Upon arrival, they quickly whisked Don onto a waiting pontoon. His two daughters (and sons-in-law), all four grandchildren and Lois joined him. Monica’s son, and Don’s eldest grandchild, Mason patted his grandpa’s back as the boat slowly backed away from the dock. He hadn’t seen Don since September. Mason is based at the U.S. Army base in Ft. Bragg, N.C., where he chose to pursue a career in the military because of Grandpa Don’s Army experience.
The sun broke through the clouds, adding a wonderful warmth as they motored to a secret fishing hole. Johnny Cash songs—Don’s favorite—played through the speakers.
The entire family was finally able to be together again, enjoying one of Don’s treasured pastimes. They shared memories and stories over a staple of Minnesota lakes country, Zorbaz pizza and nachos. Mason sat snug against Don and shared a package of candy, one of Don’s favorites.

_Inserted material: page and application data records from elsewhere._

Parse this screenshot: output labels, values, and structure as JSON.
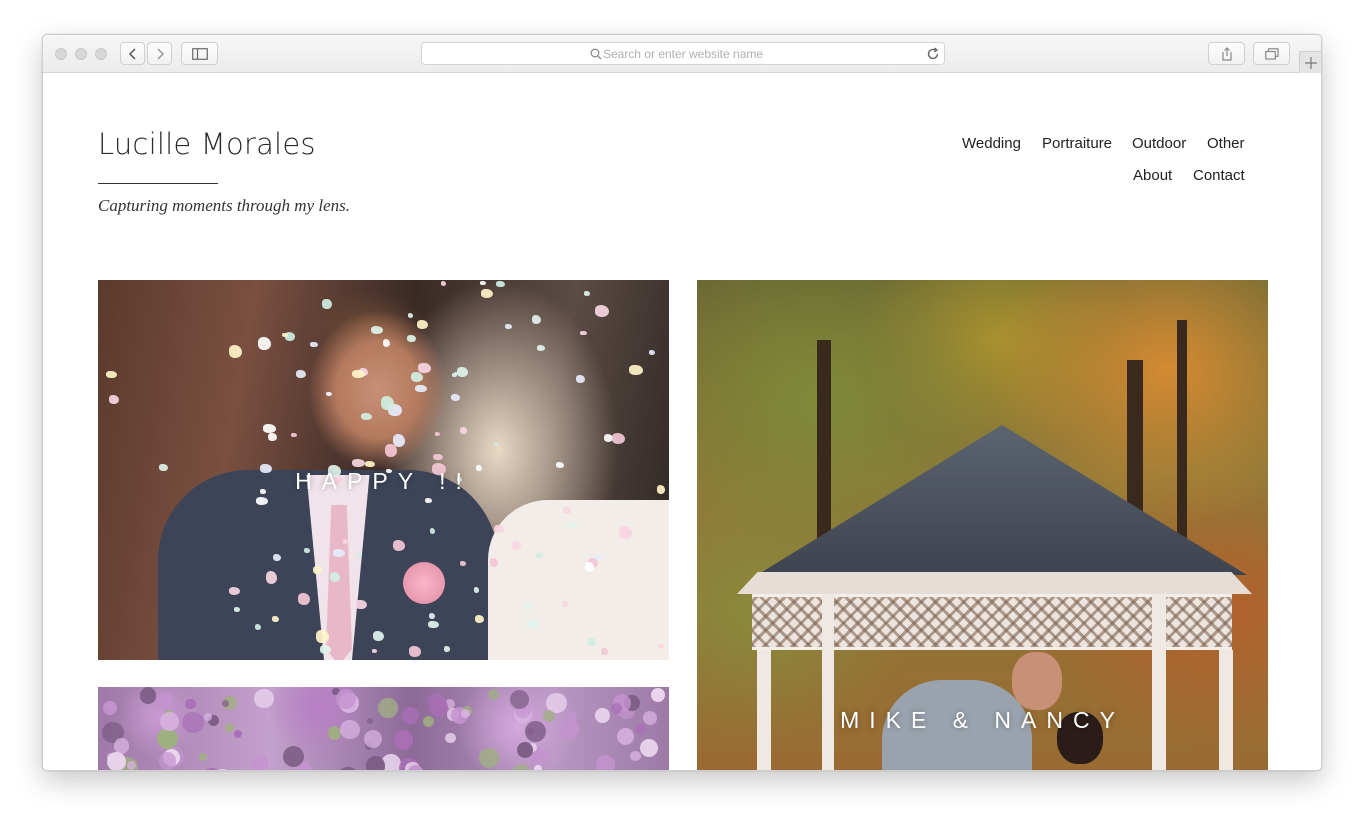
{
  "browser": {
    "address_placeholder": "Search or enter website name",
    "icons": [
      "close-window-icon",
      "minimize-window-icon",
      "zoom-window-icon",
      "back-arrow-icon",
      "forward-arrow-icon",
      "sidebar-icon",
      "search-icon",
      "reload-icon",
      "share-icon",
      "tabs-icon",
      "new-tab-plus-icon"
    ]
  },
  "site": {
    "title": "Lucille Morales",
    "tagline": "Capturing moments through my lens."
  },
  "nav": {
    "wedding": "Wedding",
    "portraiture": "Portraiture",
    "outdoor": "Outdoor",
    "other": "Other",
    "about": "About",
    "contact": "Contact"
  },
  "gallery": {
    "tile1_caption": "HAPPY !!",
    "tile3_caption": "MIKE & NANCY"
  },
  "colors": {
    "text": "#222222",
    "caption": "#ffffff",
    "toolbar": "#ececec"
  }
}
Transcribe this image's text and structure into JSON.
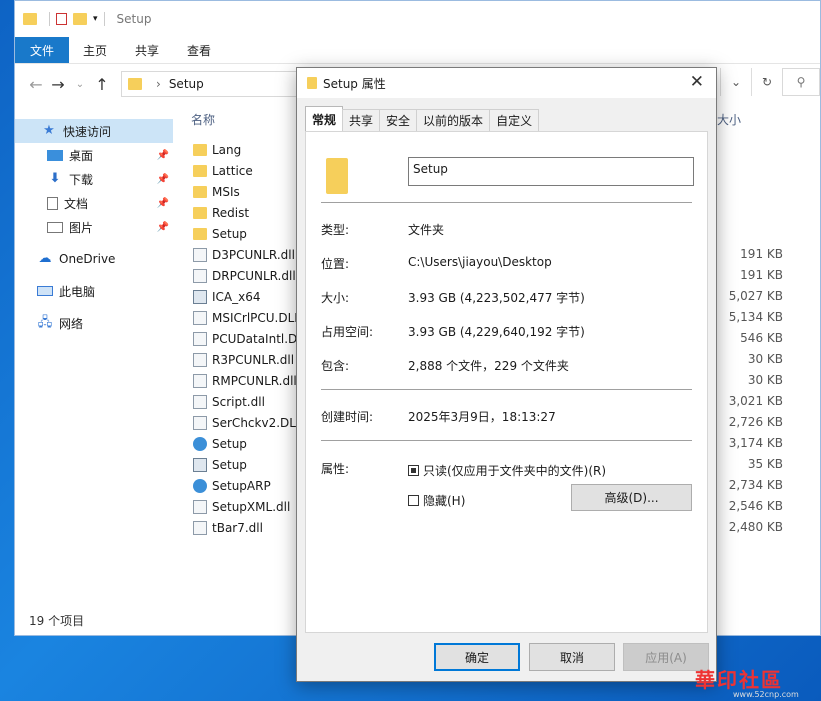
{
  "explorer": {
    "title": "Setup",
    "ribbon_tabs": [
      "文件",
      "主页",
      "共享",
      "查看"
    ],
    "address_path": "Setup",
    "column_name": "名称",
    "column_size": "大小",
    "sidebar": [
      {
        "label": "快速访问",
        "icon": "star-icon"
      },
      {
        "label": "桌面",
        "icon": "desktop-icon"
      },
      {
        "label": "下载",
        "icon": "download-icon"
      },
      {
        "label": "文档",
        "icon": "document-icon"
      },
      {
        "label": "图片",
        "icon": "picture-icon"
      },
      {
        "label": "OneDrive",
        "icon": "cloud-icon"
      },
      {
        "label": "此电脑",
        "icon": "computer-icon"
      },
      {
        "label": "网络",
        "icon": "network-icon"
      }
    ],
    "files": [
      {
        "name": "Lang",
        "type": "folder",
        "size": ""
      },
      {
        "name": "Lattice",
        "type": "folder",
        "size": ""
      },
      {
        "name": "MSIs",
        "type": "folder",
        "size": ""
      },
      {
        "name": "Redist",
        "type": "folder",
        "size": ""
      },
      {
        "name": "Setup",
        "type": "folder",
        "size": ""
      },
      {
        "name": "D3PCUNLR.dll",
        "type": "dll",
        "size": "191 KB"
      },
      {
        "name": "DRPCUNLR.dll",
        "type": "dll",
        "size": "191 KB"
      },
      {
        "name": "ICA_x64",
        "type": "exe",
        "size": "5,027 KB"
      },
      {
        "name": "MSICrlPCU.DLL",
        "type": "dll",
        "size": "5,134 KB"
      },
      {
        "name": "PCUDataIntl.DLL",
        "type": "dll",
        "size": "546 KB"
      },
      {
        "name": "R3PCUNLR.dll",
        "type": "dll",
        "size": "30 KB"
      },
      {
        "name": "RMPCUNLR.dll",
        "type": "dll",
        "size": "30 KB"
      },
      {
        "name": "Script.dll",
        "type": "dll",
        "size": "3,021 KB"
      },
      {
        "name": "SerChckv2.DLL",
        "type": "dll",
        "size": "2,726 KB"
      },
      {
        "name": "Setup",
        "type": "blue",
        "size": "3,174 KB"
      },
      {
        "name": "Setup",
        "type": "exe",
        "size": "35 KB"
      },
      {
        "name": "SetupARP",
        "type": "blue",
        "size": "2,734 KB"
      },
      {
        "name": "SetupXML.dll",
        "type": "dll",
        "size": "2,546 KB"
      },
      {
        "name": "tBar7.dll",
        "type": "dll",
        "size": "2,480 KB"
      }
    ],
    "status": "19 个项目"
  },
  "dialog": {
    "title": "Setup 属性",
    "tabs": [
      "常规",
      "共享",
      "安全",
      "以前的版本",
      "自定义"
    ],
    "name_value": "Setup",
    "type_label": "类型:",
    "type_value": "文件夹",
    "location_label": "位置:",
    "location_value": "C:\\Users\\jiayou\\Desktop",
    "size_label": "大小:",
    "size_value": "3.93 GB (4,223,502,477 字节)",
    "disk_label": "占用空间:",
    "disk_value": "3.93 GB (4,229,640,192 字节)",
    "contains_label": "包含:",
    "contains_value": "2,888 个文件，229 个文件夹",
    "created_label": "创建时间:",
    "created_value": "2025年3月9日，18:13:27",
    "attr_label": "属性:",
    "readonly_label": "只读(仅应用于文件夹中的文件)(R)",
    "hidden_label": "隐藏(H)",
    "advanced_button": "高级(D)...",
    "ok_button": "确定",
    "cancel_button": "取消",
    "apply_button": "应用(A)"
  },
  "watermark": {
    "text": "華印社區",
    "url": "www.52cnp.com"
  },
  "colors": {
    "accent": "#1979ca",
    "folder": "#f6cf5b",
    "selection": "#cce4f7"
  }
}
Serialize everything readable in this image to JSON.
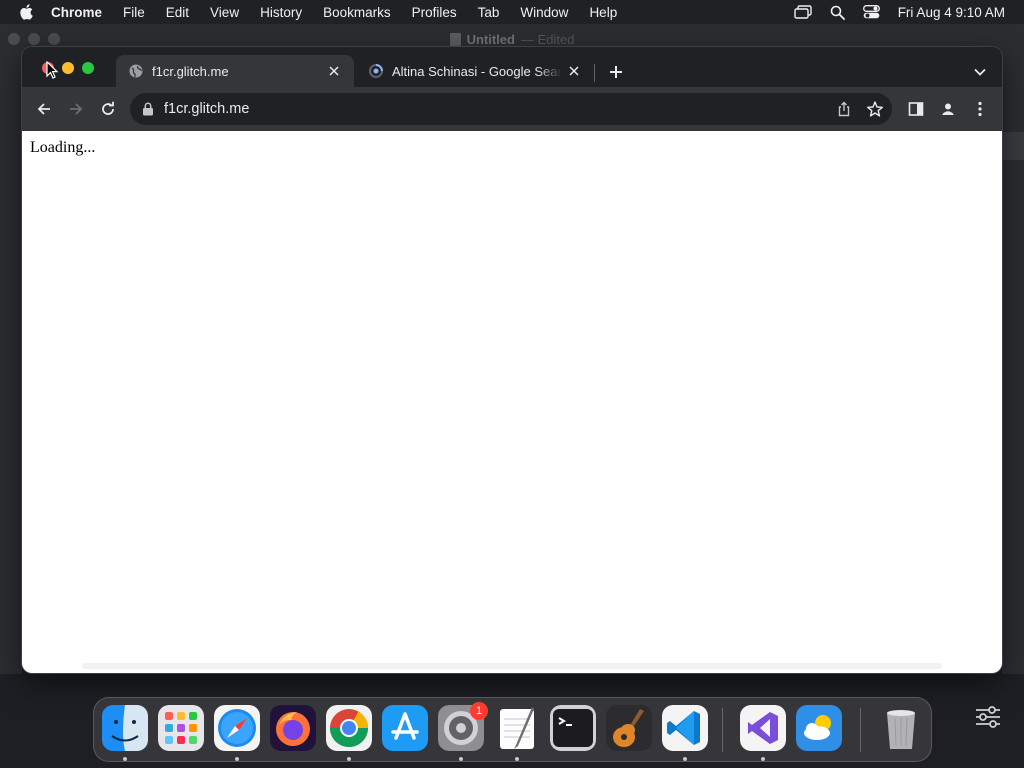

The experience immediately impacted Don. “The tremors in his hands and feet diminished considerably while on the pontoon ride,” Lois said. “He was so relaxed and grinning and enjoying the time with his grandchildren and his girls.”
They fished for nearly two hours.
“There was a lot of love on that pontoon that day,” Lois said.
Monica said the experience was a dream come true. “When you love somebody as much as we love him, the excitement is for him,” she said. “This has been one of the most special days for all of us.”
Monica’s husband, Gary, observed and noted on the boat ride how well Lois knows Don. Lois visits Don up to three times per week.
“There is just a bond there, a sense of security and comfort level. It’s a trust that you really can’t put words to,” Monica said.
After the fishing trip, Lois followed Don and the Medi-Van back to Pelican Rapids and got him situated comfortably back in his room. He fell asleep almost as his head touched the pillow. Don had expended all his energy in the fishing trip of a lifetime, making memories with his family.
Simply Being a Family
The trip is just one way Lois and the Hospice team is helping Don and his family.
Monica said Hospice has taken a load off the siblings. Hospice staff provides education and support to both siblings, so they understand what is happening and how they can best care for their dad.
“Hospice helps us to be at our best. Hospice has expanded our time with dad and made it better. It allows you to get a break from being a caregiver,” Monica said. “Right now, dad needs us to be his daughters, and we need that, too. They step in and take that role and allow us to be the family that we and dad need. We’ve been taken up in this beautiful blanket of care and expertise.”
This time feels especially tender for Monica as she recalls how her dad lovingly raised them—always patient, always calm, always there for them. It’s in this final season of her dad’s life that Monica is grateful to return the same measure of care to him.
“Rather than the final days or perhaps hours of a person’s life, Hospice has truly guided us to grow in the final chapter with all of their help,” Monica said. “It’s taken us from a time when we were prone to being weary, to a path that’s lit and riddled with love, the best support, genuine understanding and guidance. It’s taken our dad and grandpa from a place of suffering and struggling to a position of being nurtured and comforted emotionally, medically and spiritually. I guess I’d call the whole thing ‘grace.’”
About Hospice of the Red River Valley
Hospice of the Red River Valley is an independent, nonprofit hospice serving more than 30 counties in North Dakota and Minnesota. Hospice care is intensive comfort care that alleviates pain and suffering, enhancing the quality of life for patients with life-limiting illnesses and their loved ones by addressing their medical, emotional, spiritual and grief needs. For more information, call toll free 800-237-4629, email email@example.com or visit www.hrrv.org.